Commonly (and carelessly) used terms like “Islamic architecture” or “Islamic city” remain highly contentious because they designate monolithic, faith-based conceptualizations that fall short of reflecting the actual historical, cultural and geographic diversity of Muslim societies and built environments across the globe. Almost two centuries after the unleashing of initial reforms by local dynastic rulers and/or by European colonial powers (France and Britain in particular) to modernize local institutions, architectures and cities along European models, the states and peoples of this vast region (extending from Morocco to Indonesia) are still struggling to come to terms with a complex and contentious history of modernization and everything from borders to identities still seem to be in flux. After many experiments with modern architecture and urbanism in the 20th century, as well as various “national styles” and regionalist discourses proposed along the way, today the architectural and urban scene reflects the trans-national forces of global markets and neo-liberal urbanism on the one hand, and the rise of political Islam and the reassertion of Muslim identity on the other. At the same time, landscapes of war and destruction, zones of conflict, displacement of large populations and the increasing permanence of refugee camps have now emerged as new topics that seem poised to preoccupy design disciplines for many decades to come.

Addressing the above from a trans-national and comparative perspective and following a loosely chronological structure spanning 19th and 20th centuries, this lecture/ discussion course looks at the role of architectural, urban and spatial practices in the making (and continuous re-negotiation) of modern national identities across predominantly Muslim lands extending from North Africa to the Asian Subcontinent. Avoiding the western/non-western binary, which privileges the “west” as the exclusive source of modern transformations in other parts of the world, it explores how imported discourses of modern architecture and urbanism are contested, selectively appropriated and transformed in the periphery, reflecting the complex internal dynamics and the specific national projects of these countries in their post-imperial and/or post-colonial encounters with modernity.  Thematic lectures will explore such topics as: legacies of colonial urbanism, the making of national capitals, grand projects of infrastructural modernization, politics of heritage, regionalist practices, urban informality, spaces of globalization, mosque construction and the architectures of conflict and displacement among others.

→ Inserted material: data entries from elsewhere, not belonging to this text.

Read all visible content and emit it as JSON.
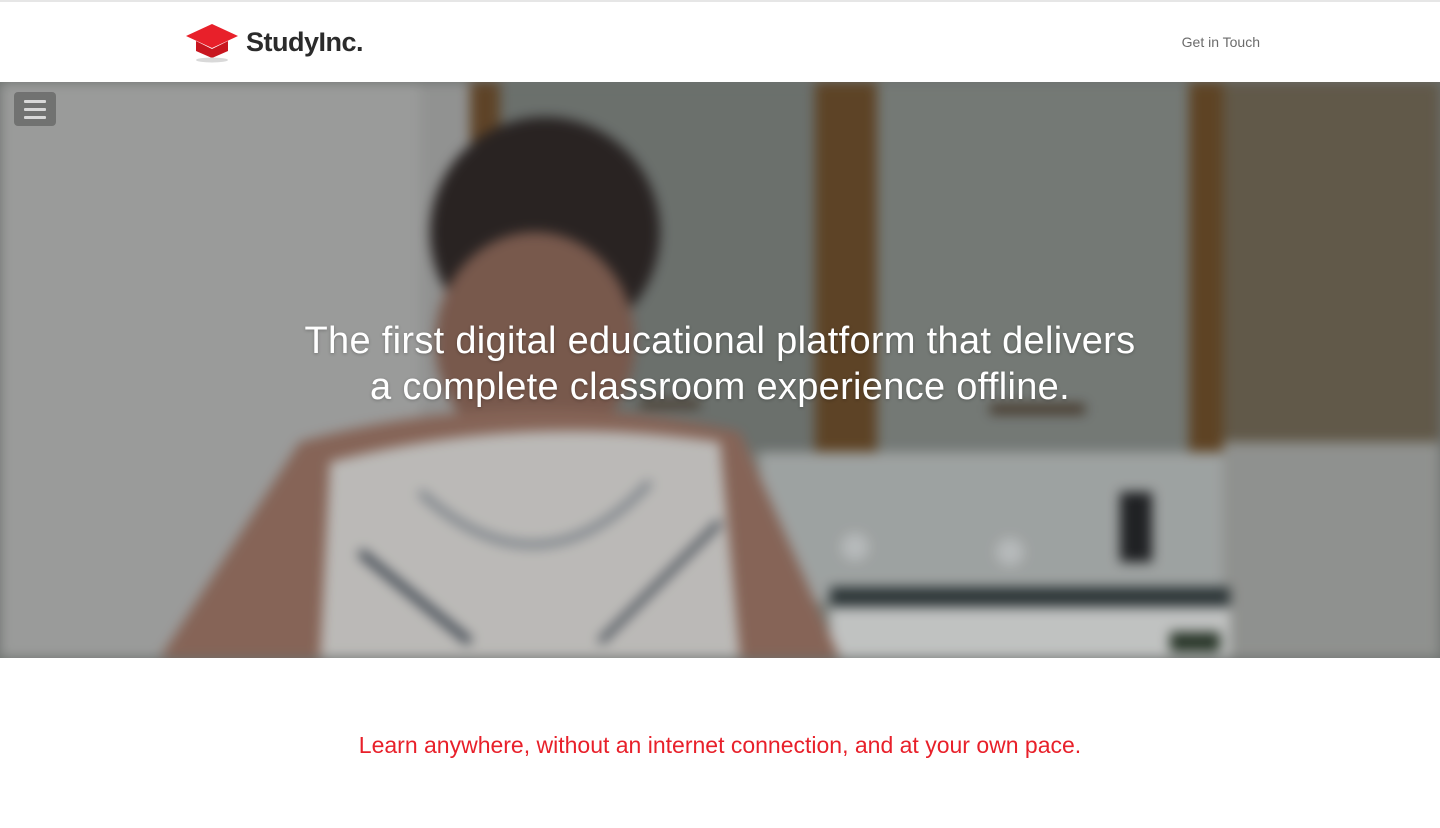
{
  "header": {
    "brand_name": "StudyInc.",
    "brand_color": "#e8202a",
    "logo_icon": "graduation-cap-icon",
    "nav_link_label": "Get in Touch"
  },
  "hero": {
    "menu_icon": "hamburger-menu-icon",
    "headline_line1": "The first digital educational platform that delivers",
    "headline_line2": "a complete classroom experience offline."
  },
  "tagline": {
    "text": "Learn anywhere, without an internet connection, and at your own pace.",
    "color": "#e8202a"
  }
}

Lectures will be complemented by more focused, in depth discussion of selected texts and projects to provoke a comparative understanding of the experiences of different countries, regions and experiments. A final research paper required.